• [Your assignment]
Every record below needs to be printed again exactly.

Source records:

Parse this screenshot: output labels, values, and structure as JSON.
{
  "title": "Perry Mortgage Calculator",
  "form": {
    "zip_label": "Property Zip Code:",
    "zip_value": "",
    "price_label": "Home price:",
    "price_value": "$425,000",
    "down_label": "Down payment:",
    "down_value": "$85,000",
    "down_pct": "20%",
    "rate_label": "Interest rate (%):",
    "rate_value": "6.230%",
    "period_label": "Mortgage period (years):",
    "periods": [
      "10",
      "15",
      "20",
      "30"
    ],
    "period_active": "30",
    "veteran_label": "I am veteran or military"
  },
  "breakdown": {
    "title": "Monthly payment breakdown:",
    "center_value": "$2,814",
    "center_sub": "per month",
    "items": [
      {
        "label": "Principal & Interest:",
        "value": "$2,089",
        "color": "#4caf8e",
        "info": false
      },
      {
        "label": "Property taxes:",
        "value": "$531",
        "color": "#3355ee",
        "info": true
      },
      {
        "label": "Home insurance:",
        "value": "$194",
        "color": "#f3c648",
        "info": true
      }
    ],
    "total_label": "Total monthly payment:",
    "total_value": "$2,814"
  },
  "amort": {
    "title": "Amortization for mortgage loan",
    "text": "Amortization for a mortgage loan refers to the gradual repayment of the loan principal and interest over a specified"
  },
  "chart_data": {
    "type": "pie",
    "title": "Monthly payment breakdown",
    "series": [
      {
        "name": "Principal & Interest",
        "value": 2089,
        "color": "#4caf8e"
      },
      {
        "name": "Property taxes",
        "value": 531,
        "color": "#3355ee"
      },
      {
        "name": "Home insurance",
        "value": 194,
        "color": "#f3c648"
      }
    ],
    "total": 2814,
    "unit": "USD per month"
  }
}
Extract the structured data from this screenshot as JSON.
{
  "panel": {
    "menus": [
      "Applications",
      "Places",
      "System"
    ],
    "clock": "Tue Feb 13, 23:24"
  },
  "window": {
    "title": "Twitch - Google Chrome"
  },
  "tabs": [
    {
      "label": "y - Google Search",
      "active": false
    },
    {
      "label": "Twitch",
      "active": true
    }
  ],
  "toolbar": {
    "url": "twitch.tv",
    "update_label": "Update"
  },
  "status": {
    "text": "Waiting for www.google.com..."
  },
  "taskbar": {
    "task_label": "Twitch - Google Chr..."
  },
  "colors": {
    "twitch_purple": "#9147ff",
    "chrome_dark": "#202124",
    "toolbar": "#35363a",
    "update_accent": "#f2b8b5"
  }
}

• [Answer box]
Parse this screenshot: output labels, values, and structure as JSON.
{
  "title": "Perry Mortgage Calculator",
  "form": {
    "zip_label": "Property Zip Code:",
    "zip_value": "",
    "price_label": "Home price:",
    "price_value": "$425,000",
    "down_label": "Down payment:",
    "down_value": "$85,000",
    "down_pct": "20%",
    "rate_label": "Interest rate (%):",
    "rate_value": "6.230%",
    "period_label": "Mortgage period (years):",
    "periods": [
      "10",
      "15",
      "20",
      "30"
    ],
    "period_active": "30",
    "veteran_label": "I am veteran or military"
  },
  "breakdown": {
    "title": "Monthly payment breakdown:",
    "center_value": "$2,814",
    "center_sub": "per month",
    "items": [
      {
        "label": "Principal & Interest:",
        "value": "$2,089",
        "color": "#4caf8e",
        "info": false
      },
      {
        "label": "Property taxes:",
        "value": "$531",
        "color": "#3355ee",
        "info": true
      },
      {
        "label": "Home insurance:",
        "value": "$194",
        "color": "#f3c648",
        "info": true
      }
    ],
    "total_label": "Total monthly payment:",
    "total_value": "$2,814"
  },
  "amort": {
    "title": "Amortization for mortgage loan",
    "text": "Amortization for a mortgage loan refers to the gradual repayment of the loan principal and interest over a specified"
  },
  "chart_data": {
    "type": "pie",
    "title": "Monthly payment breakdown",
    "series": [
      {
        "name": "Principal & Interest",
        "value": 2089,
        "color": "#4caf8e"
      },
      {
        "name": "Property taxes",
        "value": 531,
        "color": "#3355ee"
      },
      {
        "name": "Home insurance",
        "value": 194,
        "color": "#f3c648"
      }
    ],
    "total": 2814,
    "unit": "USD per month"
  }
}
Extract the structured data from this screenshot as JSON.
{
  "panel": {
    "menus": [
      "Applications",
      "Places",
      "System"
    ],
    "clock": "Tue Feb 13, 23:24"
  },
  "window": {
    "title": "Twitch - Google Chrome"
  },
  "tabs": [
    {
      "label": "y - Google Search",
      "active": false
    },
    {
      "label": "Twitch",
      "active": true
    }
  ],
  "toolbar": {
    "url": "twitch.tv",
    "update_label": "Update"
  },
  "status": {
    "text": "Waiting for www.google.com..."
  },
  "taskbar": {
    "task_label": "Twitch - Google Chr..."
  },
  "colors": {
    "twitch_purple": "#9147ff",
    "chrome_dark": "#202124",
    "toolbar": "#35363a",
    "update_accent": "#f2b8b5"
  }
}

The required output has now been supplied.